by Alexandra Owens
photo: WWD Fashion shows have always been an experience for the senses. They transport you to another world (for eight minutes)--before a buyer steps on your foot with her stiletto or you're shoved by a hoard of bloggers. Lately, many designers have been employing a new trick to share their vision even more completely: scenting the room to match the mood of the collection. One fragrant highlight this season was the heady combination of Bulgarian rose, amber, and something called "animal notes" wafting through ventilators at Prabal Gurung that complemented the tough-yet-ladylike clothing.
See more: Celebrity Hairstyles That Will Make You Look 10 Years Younger
Dawn Goldworm, the nose behind olfactory branding firm 12.29 and the woman responsible for the aroma at Gurung's show, among others this season (including Calla, Tocca, and even the American Express Skybox at Lincoln Center) has pioneered this business since she scented Rodarte's fall presentation in 2009. And no, she's not just spritzing around room spray or lighting a candle. When I spoke with Goldworm earlier this year, she explained her creative process. (Goldworm, by the way, has synesthesia, a rare neurological condition that allows her to literally see what she smells, so don't feel left out if this goes over your head a little bit.) "I take the core essence of the brand identity--things like their typography, target market, color influences--and translate that into an olfactory vision, as I call it," she says. "Thakoon once gave me images of cowboys and Indian spices that inspired his spring 2013 collection. To turn that into a smell, I plot out the ingredients. I think about things like the floor of the saloon, leather boots, and fresh tobacco. It's less about scent as an accessory, and more about how it makes you feel."
More from Allure:

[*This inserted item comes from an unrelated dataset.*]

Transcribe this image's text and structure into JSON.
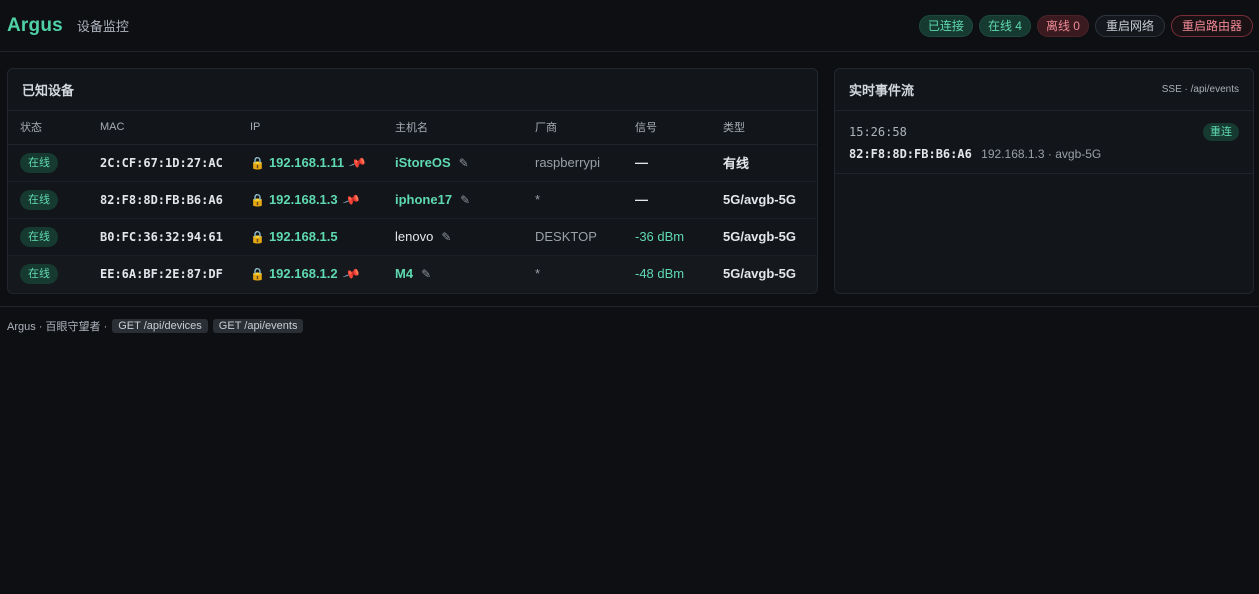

50 Beauty Products to Try Before You Die
The 12 Best Eye Creams
Find the Best Haircut for your Face Shape
Top 21 Drugstore Beauty Bargains
The Must-Have Beauty Products for Fall 2013
by Alexandra Owens